◆ WORK REQUIRED
From the first line to the last, restate the data exactly, leaving out the images.

Data about app and page elements:
★ ★ ★ ★ ★

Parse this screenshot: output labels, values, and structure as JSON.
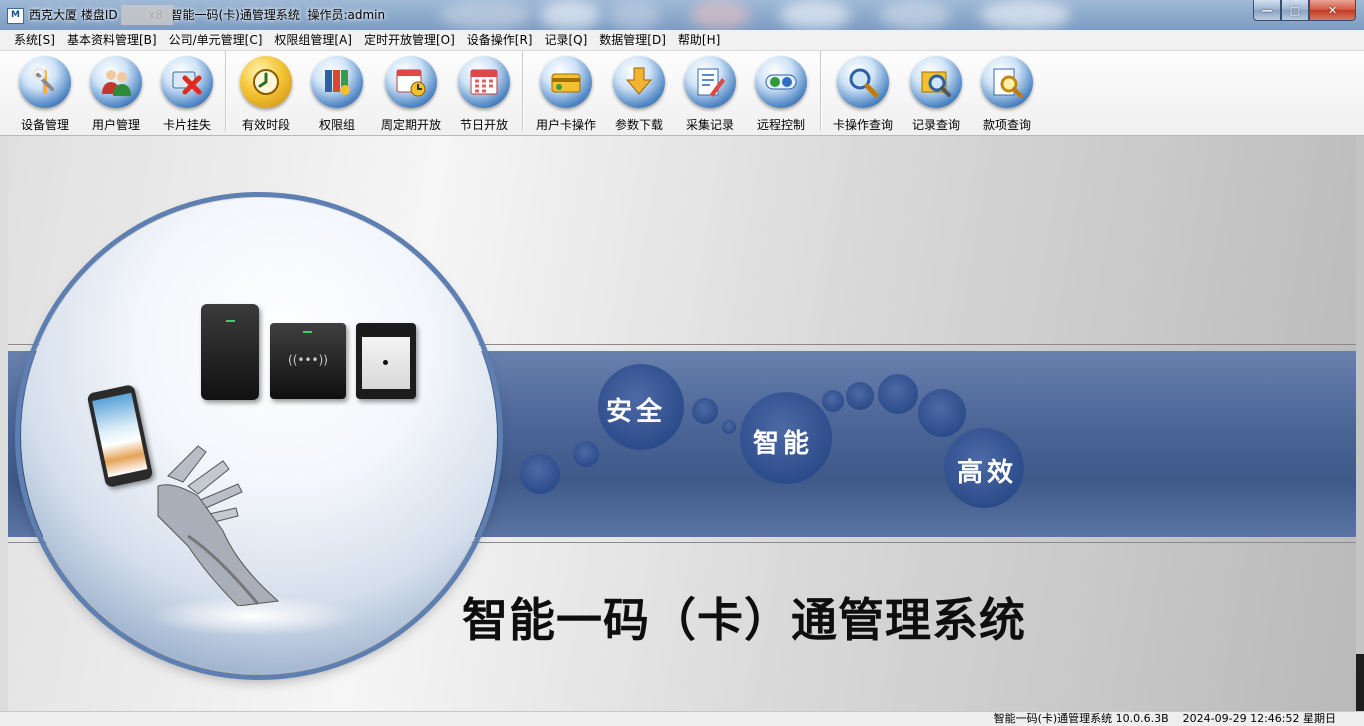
{
  "window": {
    "title": "西克大厦 楼盘ID        x8  智能一码(卡)通管理系统  操作员:admin",
    "minimize_glyph": "—",
    "maximize_glyph": "□",
    "close_glyph": "✕"
  },
  "menu": [
    {
      "label": "系统[S]"
    },
    {
      "label": "基本资料管理[B]"
    },
    {
      "label": "公司/单元管理[C]"
    },
    {
      "label": "权限组管理[A]"
    },
    {
      "label": "定时开放管理[O]"
    },
    {
      "label": "设备操作[R]"
    },
    {
      "label": "记录[Q]"
    },
    {
      "label": "数据管理[D]"
    },
    {
      "label": "帮助[H]"
    }
  ],
  "toolbar": [
    {
      "label": "设备管理",
      "icon": "tools-icon"
    },
    {
      "label": "用户管理",
      "icon": "users-icon"
    },
    {
      "label": "卡片挂失",
      "icon": "card-lost-icon"
    },
    {
      "label": "有效时段",
      "icon": "clock-icon"
    },
    {
      "label": "权限组",
      "icon": "permission-group-icon"
    },
    {
      "label": "周定期开放",
      "icon": "weekly-calendar-icon"
    },
    {
      "label": "节日开放",
      "icon": "holiday-calendar-icon"
    },
    {
      "label": "用户卡操作",
      "icon": "user-card-icon"
    },
    {
      "label": "参数下载",
      "icon": "download-icon"
    },
    {
      "label": "采集记录",
      "icon": "collect-record-icon"
    },
    {
      "label": "远程控制",
      "icon": "remote-control-icon"
    },
    {
      "label": "卡操作查询",
      "icon": "card-query-icon"
    },
    {
      "label": "记录查询",
      "icon": "record-query-icon"
    },
    {
      "label": "款项查询",
      "icon": "payment-query-icon"
    }
  ],
  "banner": {
    "words": [
      "安全",
      "智能",
      "高效"
    ],
    "slogan": "智能一码（卡）通管理系统",
    "reader_text": "((•••))"
  },
  "status": {
    "text": "智能一码(卡)通管理系统 10.0.6.3B    2024-09-29 12:46:52 星期日"
  },
  "colors": {
    "band": "#4b6597",
    "accent": "#5e7fb2"
  }
}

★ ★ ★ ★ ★

◆ EXERCISE RESULT
Parse this screenshot: output labels, values, and structure as JSON.
{
  "window": {
    "title": "西克大厦 楼盘ID        x8  智能一码(卡)通管理系统  操作员:admin",
    "minimize_glyph": "—",
    "maximize_glyph": "□",
    "close_glyph": "✕"
  },
  "menu": [
    {
      "label": "系统[S]"
    },
    {
      "label": "基本资料管理[B]"
    },
    {
      "label": "公司/单元管理[C]"
    },
    {
      "label": "权限组管理[A]"
    },
    {
      "label": "定时开放管理[O]"
    },
    {
      "label": "设备操作[R]"
    },
    {
      "label": "记录[Q]"
    },
    {
      "label": "数据管理[D]"
    },
    {
      "label": "帮助[H]"
    }
  ],
  "toolbar": [
    {
      "label": "设备管理",
      "icon": "tools-icon"
    },
    {
      "label": "用户管理",
      "icon": "users-icon"
    },
    {
      "label": "卡片挂失",
      "icon": "card-lost-icon"
    },
    {
      "label": "有效时段",
      "icon": "clock-icon"
    },
    {
      "label": "权限组",
      "icon": "permission-group-icon"
    },
    {
      "label": "周定期开放",
      "icon": "weekly-calendar-icon"
    },
    {
      "label": "节日开放",
      "icon": "holiday-calendar-icon"
    },
    {
      "label": "用户卡操作",
      "icon": "user-card-icon"
    },
    {
      "label": "参数下载",
      "icon": "download-icon"
    },
    {
      "label": "采集记录",
      "icon": "collect-record-icon"
    },
    {
      "label": "远程控制",
      "icon": "remote-control-icon"
    },
    {
      "label": "卡操作查询",
      "icon": "card-query-icon"
    },
    {
      "label": "记录查询",
      "icon": "record-query-icon"
    },
    {
      "label": "款项查询",
      "icon": "payment-query-icon"
    }
  ],
  "banner": {
    "words": [
      "安全",
      "智能",
      "高效"
    ],
    "slogan": "智能一码（卡）通管理系统",
    "reader_text": "((•••))"
  },
  "status": {
    "text": "智能一码(卡)通管理系统 10.0.6.3B    2024-09-29 12:46:52 星期日"
  },
  "colors": {
    "band": "#4b6597",
    "accent": "#5e7fb2"
  }
}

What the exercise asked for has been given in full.